_Entries shown_.

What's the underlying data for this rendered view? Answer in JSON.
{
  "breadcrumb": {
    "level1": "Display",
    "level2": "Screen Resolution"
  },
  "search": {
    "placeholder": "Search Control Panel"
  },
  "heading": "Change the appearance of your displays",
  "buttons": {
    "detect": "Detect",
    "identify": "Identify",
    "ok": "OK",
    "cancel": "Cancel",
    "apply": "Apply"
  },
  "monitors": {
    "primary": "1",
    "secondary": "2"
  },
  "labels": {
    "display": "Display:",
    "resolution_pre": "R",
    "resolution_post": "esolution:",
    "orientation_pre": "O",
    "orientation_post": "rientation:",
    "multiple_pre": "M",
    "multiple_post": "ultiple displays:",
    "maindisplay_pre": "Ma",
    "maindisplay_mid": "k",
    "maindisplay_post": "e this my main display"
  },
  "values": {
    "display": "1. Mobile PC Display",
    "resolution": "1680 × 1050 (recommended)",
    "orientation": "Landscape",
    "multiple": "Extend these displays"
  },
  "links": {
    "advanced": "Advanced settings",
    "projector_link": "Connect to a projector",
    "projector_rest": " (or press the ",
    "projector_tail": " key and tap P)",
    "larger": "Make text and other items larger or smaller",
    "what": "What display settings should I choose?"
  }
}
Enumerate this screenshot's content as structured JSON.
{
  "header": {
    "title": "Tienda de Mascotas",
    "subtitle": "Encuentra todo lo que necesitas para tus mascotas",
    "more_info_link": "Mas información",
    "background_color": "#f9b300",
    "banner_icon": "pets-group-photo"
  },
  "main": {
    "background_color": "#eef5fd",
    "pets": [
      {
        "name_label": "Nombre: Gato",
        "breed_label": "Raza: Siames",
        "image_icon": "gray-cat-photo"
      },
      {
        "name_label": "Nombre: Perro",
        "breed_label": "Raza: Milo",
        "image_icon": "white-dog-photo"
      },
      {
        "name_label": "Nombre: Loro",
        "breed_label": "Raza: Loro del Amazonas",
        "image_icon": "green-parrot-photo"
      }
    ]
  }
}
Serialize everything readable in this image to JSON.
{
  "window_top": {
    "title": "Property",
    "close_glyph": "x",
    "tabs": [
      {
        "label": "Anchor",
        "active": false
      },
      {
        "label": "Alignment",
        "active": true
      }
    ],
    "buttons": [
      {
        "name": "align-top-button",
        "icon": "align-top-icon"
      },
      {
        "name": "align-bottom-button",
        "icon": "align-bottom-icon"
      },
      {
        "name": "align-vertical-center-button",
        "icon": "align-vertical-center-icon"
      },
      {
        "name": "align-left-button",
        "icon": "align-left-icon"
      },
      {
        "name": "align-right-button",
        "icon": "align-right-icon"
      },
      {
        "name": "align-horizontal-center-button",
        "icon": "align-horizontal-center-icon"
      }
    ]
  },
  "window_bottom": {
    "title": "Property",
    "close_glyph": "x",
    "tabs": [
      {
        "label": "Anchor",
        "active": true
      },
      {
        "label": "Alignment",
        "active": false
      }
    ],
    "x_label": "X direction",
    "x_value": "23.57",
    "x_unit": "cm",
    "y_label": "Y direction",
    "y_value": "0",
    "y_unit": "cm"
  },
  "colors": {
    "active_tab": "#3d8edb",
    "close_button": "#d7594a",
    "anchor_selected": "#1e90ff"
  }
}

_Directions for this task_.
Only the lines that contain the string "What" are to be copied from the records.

_Solution to this problem_.
What's the underlying data for this rendered view? Answer in JSON.
    "what": "What display settings should I choose?"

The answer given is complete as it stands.